Inspired by the way that Sherlock occasionally loudly clicks the ‘k’ at the end of words – “Wounded in action; suntan ... Afghanistan or IraQ”; “Bad news for brain worK”; and “Not much cop, this caring larK”. (Other examples may be available.)
The Click of the K
It’s only recently that John has begun to react in this way to one of Sherlock’s idiosyncrasies, but his reaction becomes more pronounced as time passes and Sherlock finds it fascinating to watch how John’s pupils momentarily dilate whenever he pointedly and loudly clicks the ‘k’ at the end of a word.
Why else do you think that the fridge is always empty of everyday essentials? It isn’t that Sherlock uses them in experiments; he deliberately gets rid of them just so that he can step well inside John’s personal space, gaze soulfully into his eyes, lower his voice to cello-jaguar pitch and softly tell him, “John, we appear to be out of mil...K.”

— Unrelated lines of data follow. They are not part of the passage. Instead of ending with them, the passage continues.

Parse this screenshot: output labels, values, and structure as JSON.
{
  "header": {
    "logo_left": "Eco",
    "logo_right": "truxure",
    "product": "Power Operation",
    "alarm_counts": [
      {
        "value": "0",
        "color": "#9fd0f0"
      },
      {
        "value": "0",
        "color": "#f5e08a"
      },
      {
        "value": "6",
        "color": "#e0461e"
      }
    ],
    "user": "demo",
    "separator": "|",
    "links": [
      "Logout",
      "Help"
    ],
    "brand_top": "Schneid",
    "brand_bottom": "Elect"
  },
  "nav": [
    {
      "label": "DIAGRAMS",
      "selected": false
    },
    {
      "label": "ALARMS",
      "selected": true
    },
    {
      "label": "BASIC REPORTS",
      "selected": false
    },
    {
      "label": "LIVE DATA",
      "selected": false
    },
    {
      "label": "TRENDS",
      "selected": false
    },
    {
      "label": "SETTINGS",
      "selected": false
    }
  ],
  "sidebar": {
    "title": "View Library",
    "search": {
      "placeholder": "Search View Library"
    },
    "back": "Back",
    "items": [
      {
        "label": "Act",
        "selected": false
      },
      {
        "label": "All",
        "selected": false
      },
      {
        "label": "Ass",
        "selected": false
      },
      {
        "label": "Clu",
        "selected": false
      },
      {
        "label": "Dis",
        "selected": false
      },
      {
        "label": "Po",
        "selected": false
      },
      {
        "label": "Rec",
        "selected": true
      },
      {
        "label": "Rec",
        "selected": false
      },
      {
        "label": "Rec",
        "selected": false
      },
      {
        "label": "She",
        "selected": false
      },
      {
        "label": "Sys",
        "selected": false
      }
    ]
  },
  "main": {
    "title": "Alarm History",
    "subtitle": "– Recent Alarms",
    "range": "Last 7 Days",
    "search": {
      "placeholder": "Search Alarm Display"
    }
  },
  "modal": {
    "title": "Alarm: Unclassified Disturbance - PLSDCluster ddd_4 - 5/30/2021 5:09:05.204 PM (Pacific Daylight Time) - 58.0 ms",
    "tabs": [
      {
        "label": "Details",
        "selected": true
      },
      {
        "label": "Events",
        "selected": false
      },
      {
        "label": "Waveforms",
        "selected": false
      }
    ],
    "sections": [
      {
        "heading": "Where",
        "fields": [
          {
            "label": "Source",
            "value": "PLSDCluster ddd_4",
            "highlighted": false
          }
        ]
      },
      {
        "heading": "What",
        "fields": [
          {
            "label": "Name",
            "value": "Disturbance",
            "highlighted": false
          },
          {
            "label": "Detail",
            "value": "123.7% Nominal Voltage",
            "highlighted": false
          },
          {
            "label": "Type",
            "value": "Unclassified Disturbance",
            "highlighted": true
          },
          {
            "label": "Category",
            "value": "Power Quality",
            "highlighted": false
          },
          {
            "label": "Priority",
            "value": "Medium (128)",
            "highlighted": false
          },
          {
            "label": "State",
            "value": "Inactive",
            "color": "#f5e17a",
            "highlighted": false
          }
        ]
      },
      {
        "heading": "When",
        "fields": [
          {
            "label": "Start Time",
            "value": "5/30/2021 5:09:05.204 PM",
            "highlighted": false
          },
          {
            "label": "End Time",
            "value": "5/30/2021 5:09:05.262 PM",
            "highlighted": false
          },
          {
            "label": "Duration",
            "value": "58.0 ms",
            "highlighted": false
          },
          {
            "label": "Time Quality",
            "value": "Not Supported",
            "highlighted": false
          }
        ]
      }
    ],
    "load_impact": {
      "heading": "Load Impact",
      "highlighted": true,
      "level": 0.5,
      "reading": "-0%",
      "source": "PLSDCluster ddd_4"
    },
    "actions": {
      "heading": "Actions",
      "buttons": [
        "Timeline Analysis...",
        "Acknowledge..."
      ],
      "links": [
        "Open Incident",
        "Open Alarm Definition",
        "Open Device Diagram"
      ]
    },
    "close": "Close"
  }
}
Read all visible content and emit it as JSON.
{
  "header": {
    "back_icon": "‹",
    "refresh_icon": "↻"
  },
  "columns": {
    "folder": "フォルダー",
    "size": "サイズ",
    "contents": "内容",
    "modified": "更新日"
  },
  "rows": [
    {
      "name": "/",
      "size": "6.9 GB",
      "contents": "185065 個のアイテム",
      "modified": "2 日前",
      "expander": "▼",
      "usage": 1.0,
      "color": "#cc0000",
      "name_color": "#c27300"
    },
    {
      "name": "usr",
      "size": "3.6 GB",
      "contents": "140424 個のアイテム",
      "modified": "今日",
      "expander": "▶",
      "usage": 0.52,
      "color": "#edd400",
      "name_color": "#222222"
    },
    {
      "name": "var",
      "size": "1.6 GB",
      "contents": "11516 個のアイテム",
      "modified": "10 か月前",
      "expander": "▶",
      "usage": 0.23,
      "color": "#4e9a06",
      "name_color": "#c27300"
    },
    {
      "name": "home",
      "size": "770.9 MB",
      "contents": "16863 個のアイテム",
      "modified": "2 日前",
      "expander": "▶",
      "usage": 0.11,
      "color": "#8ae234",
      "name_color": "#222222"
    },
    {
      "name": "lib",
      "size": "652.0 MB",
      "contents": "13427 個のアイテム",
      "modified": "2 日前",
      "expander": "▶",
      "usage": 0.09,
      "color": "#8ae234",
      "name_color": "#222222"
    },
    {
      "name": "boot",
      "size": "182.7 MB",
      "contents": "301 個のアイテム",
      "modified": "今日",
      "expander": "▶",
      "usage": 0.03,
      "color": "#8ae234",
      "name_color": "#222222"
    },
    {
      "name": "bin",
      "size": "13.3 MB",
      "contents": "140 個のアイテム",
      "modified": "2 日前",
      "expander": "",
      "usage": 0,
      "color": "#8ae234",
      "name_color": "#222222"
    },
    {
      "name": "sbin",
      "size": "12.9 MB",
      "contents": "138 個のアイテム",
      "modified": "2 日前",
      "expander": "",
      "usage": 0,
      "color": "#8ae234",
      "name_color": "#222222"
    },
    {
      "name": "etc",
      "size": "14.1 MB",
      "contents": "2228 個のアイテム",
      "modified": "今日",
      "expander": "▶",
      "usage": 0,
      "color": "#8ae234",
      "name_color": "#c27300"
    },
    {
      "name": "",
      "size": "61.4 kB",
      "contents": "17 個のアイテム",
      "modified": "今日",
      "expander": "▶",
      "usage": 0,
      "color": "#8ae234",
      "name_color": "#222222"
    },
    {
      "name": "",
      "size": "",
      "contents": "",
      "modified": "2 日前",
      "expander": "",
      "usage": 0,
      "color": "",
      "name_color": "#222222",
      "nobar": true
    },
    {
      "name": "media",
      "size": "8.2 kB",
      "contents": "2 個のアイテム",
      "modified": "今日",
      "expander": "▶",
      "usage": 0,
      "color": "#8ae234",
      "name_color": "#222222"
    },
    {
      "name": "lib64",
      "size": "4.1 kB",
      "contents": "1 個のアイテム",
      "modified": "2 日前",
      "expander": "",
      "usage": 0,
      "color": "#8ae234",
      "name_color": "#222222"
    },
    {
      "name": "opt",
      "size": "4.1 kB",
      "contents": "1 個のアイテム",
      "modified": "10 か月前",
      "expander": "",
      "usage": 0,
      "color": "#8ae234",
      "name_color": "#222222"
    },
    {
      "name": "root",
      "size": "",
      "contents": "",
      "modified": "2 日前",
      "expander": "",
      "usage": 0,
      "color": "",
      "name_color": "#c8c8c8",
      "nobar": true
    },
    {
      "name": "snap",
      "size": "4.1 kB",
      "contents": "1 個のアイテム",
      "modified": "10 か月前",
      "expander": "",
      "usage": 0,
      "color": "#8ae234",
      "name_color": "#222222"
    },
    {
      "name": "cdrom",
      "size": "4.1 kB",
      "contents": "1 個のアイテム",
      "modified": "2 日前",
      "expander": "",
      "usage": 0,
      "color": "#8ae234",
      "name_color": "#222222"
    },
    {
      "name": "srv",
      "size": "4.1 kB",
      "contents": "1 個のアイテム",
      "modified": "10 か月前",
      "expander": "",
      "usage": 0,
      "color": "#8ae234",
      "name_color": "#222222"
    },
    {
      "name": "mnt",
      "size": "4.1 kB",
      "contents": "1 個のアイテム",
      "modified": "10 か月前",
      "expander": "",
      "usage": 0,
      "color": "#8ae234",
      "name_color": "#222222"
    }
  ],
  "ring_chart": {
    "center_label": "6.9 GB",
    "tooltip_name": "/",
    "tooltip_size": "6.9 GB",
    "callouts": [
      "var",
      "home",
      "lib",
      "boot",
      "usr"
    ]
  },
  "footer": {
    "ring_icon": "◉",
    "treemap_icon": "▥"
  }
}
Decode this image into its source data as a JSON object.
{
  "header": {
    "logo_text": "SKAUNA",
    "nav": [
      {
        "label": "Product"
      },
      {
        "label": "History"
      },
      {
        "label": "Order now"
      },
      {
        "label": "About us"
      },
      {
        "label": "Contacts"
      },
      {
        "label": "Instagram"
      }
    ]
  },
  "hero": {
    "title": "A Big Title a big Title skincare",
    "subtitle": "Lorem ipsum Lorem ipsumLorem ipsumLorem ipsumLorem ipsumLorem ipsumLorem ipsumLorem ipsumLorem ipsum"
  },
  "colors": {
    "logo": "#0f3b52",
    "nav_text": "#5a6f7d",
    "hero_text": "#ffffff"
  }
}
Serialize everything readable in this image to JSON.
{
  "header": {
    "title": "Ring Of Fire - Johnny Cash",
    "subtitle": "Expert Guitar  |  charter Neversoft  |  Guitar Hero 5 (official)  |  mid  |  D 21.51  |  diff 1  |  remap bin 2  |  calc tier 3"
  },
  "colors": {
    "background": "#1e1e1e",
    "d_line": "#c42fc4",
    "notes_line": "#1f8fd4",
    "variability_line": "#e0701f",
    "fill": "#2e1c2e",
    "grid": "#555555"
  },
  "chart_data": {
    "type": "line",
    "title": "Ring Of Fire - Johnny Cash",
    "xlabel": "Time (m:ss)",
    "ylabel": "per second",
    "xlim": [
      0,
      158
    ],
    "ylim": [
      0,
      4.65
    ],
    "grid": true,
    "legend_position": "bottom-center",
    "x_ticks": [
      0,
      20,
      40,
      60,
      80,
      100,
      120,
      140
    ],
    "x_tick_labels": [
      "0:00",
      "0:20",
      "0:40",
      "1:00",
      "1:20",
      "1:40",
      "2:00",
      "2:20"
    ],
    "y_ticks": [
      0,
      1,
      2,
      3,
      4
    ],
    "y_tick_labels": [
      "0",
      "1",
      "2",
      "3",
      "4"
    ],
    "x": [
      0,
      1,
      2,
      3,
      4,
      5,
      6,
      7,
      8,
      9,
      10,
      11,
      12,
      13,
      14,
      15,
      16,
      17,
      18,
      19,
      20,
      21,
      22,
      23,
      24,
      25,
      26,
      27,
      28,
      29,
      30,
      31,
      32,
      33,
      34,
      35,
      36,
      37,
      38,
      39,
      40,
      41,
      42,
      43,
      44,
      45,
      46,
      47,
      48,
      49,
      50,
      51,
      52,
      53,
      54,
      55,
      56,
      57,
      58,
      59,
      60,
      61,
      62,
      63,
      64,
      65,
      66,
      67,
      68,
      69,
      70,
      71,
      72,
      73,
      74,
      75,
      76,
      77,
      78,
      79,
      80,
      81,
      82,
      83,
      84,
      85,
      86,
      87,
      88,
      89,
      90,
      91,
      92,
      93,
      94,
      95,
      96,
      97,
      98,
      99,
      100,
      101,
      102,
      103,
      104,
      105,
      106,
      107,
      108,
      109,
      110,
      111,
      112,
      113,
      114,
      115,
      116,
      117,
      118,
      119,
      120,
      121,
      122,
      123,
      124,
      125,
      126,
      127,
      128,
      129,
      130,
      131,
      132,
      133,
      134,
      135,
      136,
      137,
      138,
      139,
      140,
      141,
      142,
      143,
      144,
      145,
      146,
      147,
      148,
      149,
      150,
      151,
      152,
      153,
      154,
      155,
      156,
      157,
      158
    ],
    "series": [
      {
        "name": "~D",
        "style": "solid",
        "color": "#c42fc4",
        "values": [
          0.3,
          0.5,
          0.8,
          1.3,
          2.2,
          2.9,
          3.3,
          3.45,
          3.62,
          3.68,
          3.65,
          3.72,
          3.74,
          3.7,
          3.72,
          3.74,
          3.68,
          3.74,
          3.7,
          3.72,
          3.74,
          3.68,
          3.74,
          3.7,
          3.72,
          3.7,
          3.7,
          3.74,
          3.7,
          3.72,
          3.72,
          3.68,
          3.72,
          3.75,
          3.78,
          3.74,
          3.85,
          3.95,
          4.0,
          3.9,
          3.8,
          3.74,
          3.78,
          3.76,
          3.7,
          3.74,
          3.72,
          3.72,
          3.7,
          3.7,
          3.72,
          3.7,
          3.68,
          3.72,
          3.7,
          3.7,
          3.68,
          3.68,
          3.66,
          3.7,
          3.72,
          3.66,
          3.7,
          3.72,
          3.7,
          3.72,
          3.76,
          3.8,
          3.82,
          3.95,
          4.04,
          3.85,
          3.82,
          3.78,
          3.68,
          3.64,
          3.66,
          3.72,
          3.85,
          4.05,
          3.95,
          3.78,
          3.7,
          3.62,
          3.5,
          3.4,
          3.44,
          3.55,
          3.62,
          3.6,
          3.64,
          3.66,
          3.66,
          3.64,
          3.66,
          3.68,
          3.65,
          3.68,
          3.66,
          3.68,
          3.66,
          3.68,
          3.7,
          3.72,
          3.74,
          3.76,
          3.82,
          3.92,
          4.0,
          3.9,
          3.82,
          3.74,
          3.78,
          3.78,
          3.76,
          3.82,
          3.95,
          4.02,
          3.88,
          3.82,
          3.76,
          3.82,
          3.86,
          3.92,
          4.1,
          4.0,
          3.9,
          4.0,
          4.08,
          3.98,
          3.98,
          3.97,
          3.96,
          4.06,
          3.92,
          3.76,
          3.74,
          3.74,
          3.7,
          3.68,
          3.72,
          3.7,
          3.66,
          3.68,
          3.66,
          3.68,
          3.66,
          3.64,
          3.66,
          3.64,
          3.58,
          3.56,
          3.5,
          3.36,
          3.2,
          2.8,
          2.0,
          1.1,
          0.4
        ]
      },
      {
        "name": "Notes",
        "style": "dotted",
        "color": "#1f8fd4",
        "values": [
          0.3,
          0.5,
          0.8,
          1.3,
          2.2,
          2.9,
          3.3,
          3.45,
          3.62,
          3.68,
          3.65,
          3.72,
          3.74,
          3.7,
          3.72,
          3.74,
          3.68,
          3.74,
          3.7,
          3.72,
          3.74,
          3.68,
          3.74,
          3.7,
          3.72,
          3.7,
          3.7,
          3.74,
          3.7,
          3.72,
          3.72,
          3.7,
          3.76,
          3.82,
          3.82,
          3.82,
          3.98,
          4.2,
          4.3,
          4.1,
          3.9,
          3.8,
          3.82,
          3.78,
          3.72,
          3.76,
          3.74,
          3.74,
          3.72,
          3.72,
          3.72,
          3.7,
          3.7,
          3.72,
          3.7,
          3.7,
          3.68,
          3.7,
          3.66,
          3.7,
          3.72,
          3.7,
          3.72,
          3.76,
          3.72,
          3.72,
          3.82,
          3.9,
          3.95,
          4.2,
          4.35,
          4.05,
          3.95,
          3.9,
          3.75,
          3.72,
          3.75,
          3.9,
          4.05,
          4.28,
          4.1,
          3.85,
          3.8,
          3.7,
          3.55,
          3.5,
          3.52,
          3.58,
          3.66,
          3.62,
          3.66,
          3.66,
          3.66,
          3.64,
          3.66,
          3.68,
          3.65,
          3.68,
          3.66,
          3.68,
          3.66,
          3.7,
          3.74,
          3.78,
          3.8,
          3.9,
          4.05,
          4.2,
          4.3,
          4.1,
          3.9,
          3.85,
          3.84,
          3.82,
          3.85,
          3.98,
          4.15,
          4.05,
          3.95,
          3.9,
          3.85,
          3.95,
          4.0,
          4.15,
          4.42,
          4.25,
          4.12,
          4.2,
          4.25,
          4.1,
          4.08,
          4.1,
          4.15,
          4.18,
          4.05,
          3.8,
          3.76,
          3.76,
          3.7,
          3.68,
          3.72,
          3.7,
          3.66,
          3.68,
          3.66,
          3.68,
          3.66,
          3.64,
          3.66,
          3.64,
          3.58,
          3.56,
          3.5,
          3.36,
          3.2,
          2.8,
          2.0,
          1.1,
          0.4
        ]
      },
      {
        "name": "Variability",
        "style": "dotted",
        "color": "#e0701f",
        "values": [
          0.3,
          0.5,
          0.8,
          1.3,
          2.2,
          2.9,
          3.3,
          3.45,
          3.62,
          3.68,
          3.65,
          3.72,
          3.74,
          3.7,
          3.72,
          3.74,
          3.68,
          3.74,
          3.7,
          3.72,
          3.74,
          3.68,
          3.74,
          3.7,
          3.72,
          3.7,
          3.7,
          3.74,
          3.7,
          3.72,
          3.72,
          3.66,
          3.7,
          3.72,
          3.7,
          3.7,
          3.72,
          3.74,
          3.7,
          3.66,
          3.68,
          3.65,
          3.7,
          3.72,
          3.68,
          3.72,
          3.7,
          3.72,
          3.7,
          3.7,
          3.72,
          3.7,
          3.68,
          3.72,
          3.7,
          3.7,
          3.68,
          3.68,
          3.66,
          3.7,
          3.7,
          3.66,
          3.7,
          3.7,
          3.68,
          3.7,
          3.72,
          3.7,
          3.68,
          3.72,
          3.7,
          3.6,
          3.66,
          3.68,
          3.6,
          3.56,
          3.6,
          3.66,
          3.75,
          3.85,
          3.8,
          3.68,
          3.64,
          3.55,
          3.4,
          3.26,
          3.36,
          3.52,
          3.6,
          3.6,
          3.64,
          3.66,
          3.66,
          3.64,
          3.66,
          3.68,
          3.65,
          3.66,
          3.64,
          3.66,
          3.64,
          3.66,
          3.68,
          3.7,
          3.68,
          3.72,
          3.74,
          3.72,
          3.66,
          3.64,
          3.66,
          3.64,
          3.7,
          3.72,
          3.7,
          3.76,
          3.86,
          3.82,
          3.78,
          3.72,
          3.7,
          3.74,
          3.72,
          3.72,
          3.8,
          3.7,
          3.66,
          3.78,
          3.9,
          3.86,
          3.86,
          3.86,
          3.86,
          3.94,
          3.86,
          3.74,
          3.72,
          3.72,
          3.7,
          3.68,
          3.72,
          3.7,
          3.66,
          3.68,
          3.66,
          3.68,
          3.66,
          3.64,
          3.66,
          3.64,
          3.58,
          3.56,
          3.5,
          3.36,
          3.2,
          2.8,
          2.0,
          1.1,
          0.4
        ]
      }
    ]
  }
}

So it really shouldn’t be a surprise – but nevertheless is – when John finally responds to Sherlock’s lame attempts at seduction. As Sherlock looms over him, locks his gaze onto him and intensely informs him, “We need more fruitca...KE. Oh, and garli...C,” John frantically seizes his shirt and groans, “Sherlock!” and isn’t that a surprise – Sherlock isn’t the only one who can make a ‘k’ sound good. But before there’s time to analyse that news, John starts snogging him like they’re going to ban it tomorrow. Sherlock gasps, trying to catalogue everything he’s feeling, but John’s tongue slips inside his mouth and Sherlock’s mind rather inconveniently goes blan...
Talking of minds going blan...K, why is it that when you’re actively trying to think of foodstuffs other than milk that end with a ‘k’ sound, you can’t think of a single thing and initially you can only come up with really unconvincing suggestions like “haddock” or “cheesecake” (not really the kind of thing you’re likely to find in the boys’ kitchen, methinks) (though the temptation to use “spotted dick” was briefly overwhelming ...)? I’ve spent hours on Tesco’s website (other supermarket websites are available) looking at lists of food and consequently I’m now bloody starving!